We’ll continue to monitor developments in Washington and the markets, and we think it is quite possible that we will see a deeper inversion of the Treasury curve and a widening of spreads as the standoff over the debt ceiling progresses.
If that happens, investors may want to reevaluate their positioning. Our overriding goal as cash investors is to preserve capital, and in times of stress experience has taught us that an appropriate way to do that can be to get shorter and more liquid.
What is different this time?
While the experience of investing through multiple crises has taught us much, we are also keenly aware that no two crises – even two debt-ceiling crises – are the same. Although 2011 offers some helpful lessons, we see two important differences with the current standoff.
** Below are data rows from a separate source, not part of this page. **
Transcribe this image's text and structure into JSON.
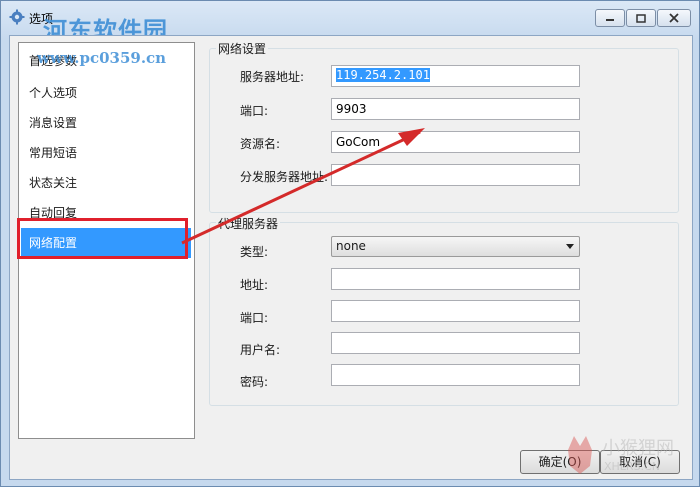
{
  "window": {
    "title": "选项",
    "watermark_title": "河东软件园",
    "watermark_url": "www.pc0359.cn"
  },
  "sidebar": {
    "items": [
      {
        "label": "首选参数"
      },
      {
        "label": "个人选项"
      },
      {
        "label": "消息设置"
      },
      {
        "label": "常用短语"
      },
      {
        "label": "状态关注"
      },
      {
        "label": "自动回复"
      },
      {
        "label": "网络配置",
        "selected": true
      }
    ]
  },
  "network": {
    "group_title": "网络设置",
    "server_label": "服务器地址:",
    "server_value": "119.254.2.101",
    "port_label": "端口:",
    "port_value": "9903",
    "resource_label": "资源名:",
    "resource_value": "GoCom",
    "dist_label": "分发服务器地址:",
    "dist_value": ""
  },
  "proxy": {
    "group_title": "代理服务器",
    "type_label": "类型:",
    "type_value": "none",
    "address_label": "地址:",
    "address_value": "",
    "port_label": "端口:",
    "port_value": "",
    "user_label": "用户名:",
    "user_value": "",
    "password_label": "密码:",
    "password_value": ""
  },
  "buttons": {
    "ok": "确定(O)",
    "cancel": "取消(C)"
  },
  "logo_watermark": {
    "text_cn": "小猴狸网",
    "text_en": "XHLRS.CN"
  },
  "colors": {
    "selection": "#3399ff",
    "highlight_box": "#e0202c",
    "arrow": "#d42a2a"
  }
}
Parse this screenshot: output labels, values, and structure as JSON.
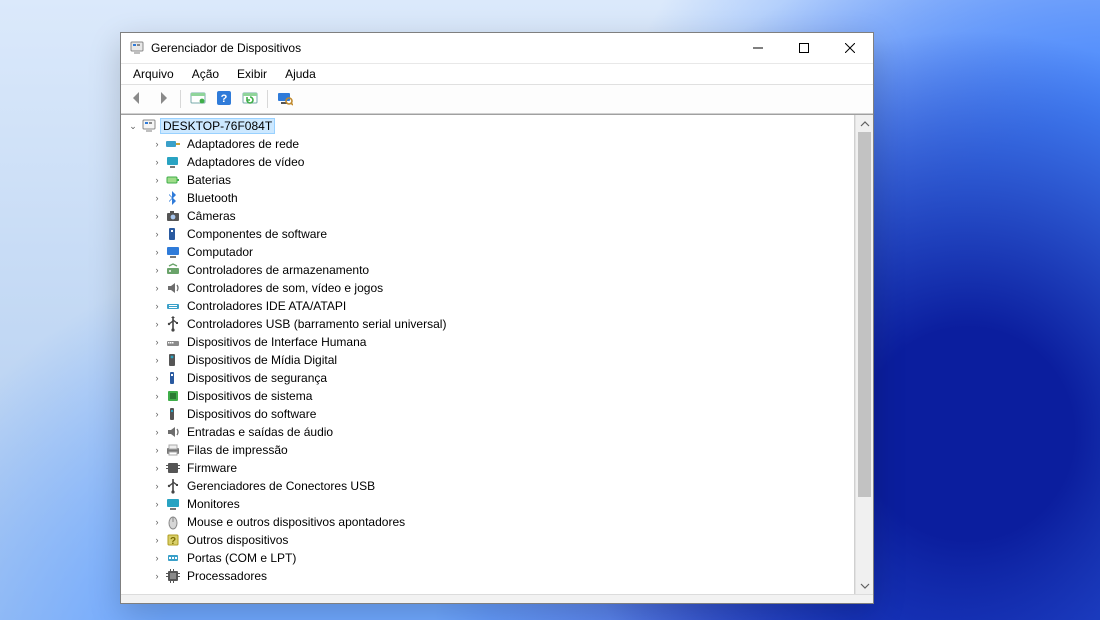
{
  "window": {
    "title": "Gerenciador de Dispositivos"
  },
  "menubar": {
    "items": [
      {
        "label": "Arquivo"
      },
      {
        "label": "Ação"
      },
      {
        "label": "Exibir"
      },
      {
        "label": "Ajuda"
      }
    ]
  },
  "toolbar": {
    "buttons": [
      {
        "name": "back-button",
        "icon": "arrow-left-icon"
      },
      {
        "name": "forward-button",
        "icon": "arrow-right-icon"
      },
      {
        "name": "sep"
      },
      {
        "name": "show-hidden-button",
        "icon": "panel-green-icon"
      },
      {
        "name": "help-button",
        "icon": "help-icon"
      },
      {
        "name": "refresh-button",
        "icon": "panel-refresh-icon"
      },
      {
        "name": "sep"
      },
      {
        "name": "scan-button",
        "icon": "monitor-scan-icon"
      }
    ]
  },
  "tree": {
    "root": {
      "label": "DESKTOP-76F084T",
      "icon": "computer-icon",
      "expanded": true,
      "selected": true
    },
    "categories": [
      {
        "label": "Adaptadores de rede",
        "icon": "network-adapter-icon"
      },
      {
        "label": "Adaptadores de vídeo",
        "icon": "display-adapter-icon"
      },
      {
        "label": "Baterias",
        "icon": "battery-icon"
      },
      {
        "label": "Bluetooth",
        "icon": "bluetooth-icon"
      },
      {
        "label": "Câmeras",
        "icon": "camera-icon"
      },
      {
        "label": "Componentes de software",
        "icon": "software-component-icon"
      },
      {
        "label": "Computador",
        "icon": "computer-category-icon"
      },
      {
        "label": "Controladores de armazenamento",
        "icon": "storage-controller-icon"
      },
      {
        "label": "Controladores de som, vídeo e jogos",
        "icon": "sound-controller-icon"
      },
      {
        "label": "Controladores IDE ATA/ATAPI",
        "icon": "ide-controller-icon"
      },
      {
        "label": "Controladores USB (barramento serial universal)",
        "icon": "usb-controller-icon"
      },
      {
        "label": "Dispositivos de Interface Humana",
        "icon": "hid-icon"
      },
      {
        "label": "Dispositivos de Mídia Digital",
        "icon": "digital-media-icon"
      },
      {
        "label": "Dispositivos de segurança",
        "icon": "security-device-icon"
      },
      {
        "label": "Dispositivos de sistema",
        "icon": "system-device-icon"
      },
      {
        "label": "Dispositivos do software",
        "icon": "software-device-icon"
      },
      {
        "label": "Entradas e saídas de áudio",
        "icon": "audio-io-icon"
      },
      {
        "label": "Filas de impressão",
        "icon": "print-queue-icon"
      },
      {
        "label": "Firmware",
        "icon": "firmware-icon"
      },
      {
        "label": "Gerenciadores de Conectores USB",
        "icon": "usb-connector-icon"
      },
      {
        "label": "Monitores",
        "icon": "monitor-icon"
      },
      {
        "label": "Mouse e outros dispositivos apontadores",
        "icon": "mouse-icon"
      },
      {
        "label": "Outros dispositivos",
        "icon": "other-device-icon"
      },
      {
        "label": "Portas (COM e LPT)",
        "icon": "port-icon"
      },
      {
        "label": "Processadores",
        "icon": "processor-icon"
      }
    ]
  }
}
First is the interest rate backdrop. In 2011 the fed funds rate was zero, and it had been for several years. Today we are in the midst of a steep move higher that has seen the fed funds rate go from 0% to 4.75% in less than a year. Given the difference in base rates, we don’t expect the percentage point swings in stressed markets will be as great as they were in 2011, but they may still be large on an absolute basis.
Another difference is the fragile nature of the Republican majority in Congress. Twelve years ago Republicans held a solid and united majority. Today, they have a razor-thin and fractious margin in the House.
As part of the marathon process to gain the House speakership, Kevin McCarthy had to make numerous concessions to members of his party, including the stipulation that any single member of the House can demand a motion to vacate the speaker’s chair at any time. With some of the same representatives that opposed McCarthy’s bid to be speaker seemingly drawing a hard line over raising the debt ceiling, we can’t dismiss the possibility that one of them could exercise that option if they are unhappy with the way negotiations are progressing.
If this should come to pass as the government is close to exhausting its reserves, and if the House is unable to agree upon a new speaker, as it was for four days and 14 votes in January, then a speakerless House would be unable to conduct even mundane business, let alone raise the debt ceiling. So, in a worst-case scenario, the country could stumble into a default without a functioning House to prevent it.
The bottom line
We expect that our base-case scenario – a protracted battle with an 11th-hour compromise – will play out, and the government will avoid default. Cash markets are likely to experience significant volatility and price dislocations, so we advocate for the recipe that we believe could be best in turbulent times: short and liquid. And given the non-zero probability that the government could default, even unwittingly, we may even double that recipe.